    Erlenmeyer flasks (125 mL) containing 50 mL of fer- mentation medium were inoculated with 2 mL of seed cul- ture and incubated at 28 °C and 180 rpm. Culture condition (fermentation time and pH) and composition (concentra- tions of molasses, yeast extract, and inorganic salts) were optimized using the technique of statistical design of exper- iments.

    A full factorial statistical design (FFD) was used to evaluate the effects of three factors (fermentation time, pH, and molasses concentration) on biomass and lipids produc- tion. Each factor was examined at two levels (-1 for low level and +1 for high level) and at a central point (0). The total number of experiments was 23 + 1, i.e. eight experi- ments plus a central point (Table 1).

    The Plackett-Burman (PB) statistical design was used to determine whether the supplementation of the culture medium by yeast extract and inorganic salts: KH2PO4, Na2HPO4, MgSO4•7H2O, CaCl2•2H2O, FeCl3•6H2O, ZnSO4•H2O (Merck

    ®, Darmstadt, Germany) could provide a further enhancement of lipids production.

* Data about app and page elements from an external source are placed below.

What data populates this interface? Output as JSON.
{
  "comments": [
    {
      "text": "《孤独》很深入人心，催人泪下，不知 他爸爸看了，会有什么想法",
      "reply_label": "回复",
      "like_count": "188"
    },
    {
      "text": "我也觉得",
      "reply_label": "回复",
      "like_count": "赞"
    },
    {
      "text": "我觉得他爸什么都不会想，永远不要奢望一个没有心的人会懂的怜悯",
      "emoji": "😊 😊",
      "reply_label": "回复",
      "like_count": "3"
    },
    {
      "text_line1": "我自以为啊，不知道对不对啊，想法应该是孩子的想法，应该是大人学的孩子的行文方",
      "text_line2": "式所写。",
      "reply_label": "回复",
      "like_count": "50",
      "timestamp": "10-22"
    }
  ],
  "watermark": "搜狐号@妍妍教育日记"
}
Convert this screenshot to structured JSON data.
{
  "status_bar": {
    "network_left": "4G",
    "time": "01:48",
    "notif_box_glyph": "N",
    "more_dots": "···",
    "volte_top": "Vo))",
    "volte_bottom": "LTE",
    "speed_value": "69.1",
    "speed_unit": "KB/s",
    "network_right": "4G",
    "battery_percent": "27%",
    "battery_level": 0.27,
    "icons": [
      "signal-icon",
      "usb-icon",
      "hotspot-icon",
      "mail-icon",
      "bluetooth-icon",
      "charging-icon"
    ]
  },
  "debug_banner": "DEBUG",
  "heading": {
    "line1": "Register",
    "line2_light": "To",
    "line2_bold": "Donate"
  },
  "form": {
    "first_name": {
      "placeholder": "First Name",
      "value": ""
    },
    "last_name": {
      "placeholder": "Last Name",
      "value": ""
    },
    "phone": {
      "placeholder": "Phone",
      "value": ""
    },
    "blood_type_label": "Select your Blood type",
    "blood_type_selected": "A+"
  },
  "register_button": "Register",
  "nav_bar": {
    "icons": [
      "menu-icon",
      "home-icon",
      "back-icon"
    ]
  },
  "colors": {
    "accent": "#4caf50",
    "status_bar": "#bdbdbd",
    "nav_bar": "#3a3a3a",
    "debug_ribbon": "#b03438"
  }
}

Factors and ex- perimental levels of the Plackett-Burman experimental de- sign are presented in Table 2 and the design matrix (PB-16) with coded values for the variables and the results (re- sponses) for dry biomass and total lipids are shown in Table 3. Fermentation time, pH, and molasses concentration were kept at the optimum levels determined by the FFD.

    Experiments were conducted randomly and in tripli- cate. The software Statistica (Statsoft Inc., v. 7.0) was used to analyze the results and the fit quality of the response sur-

    380 Castanha et al.

  • faces was expressed by the coe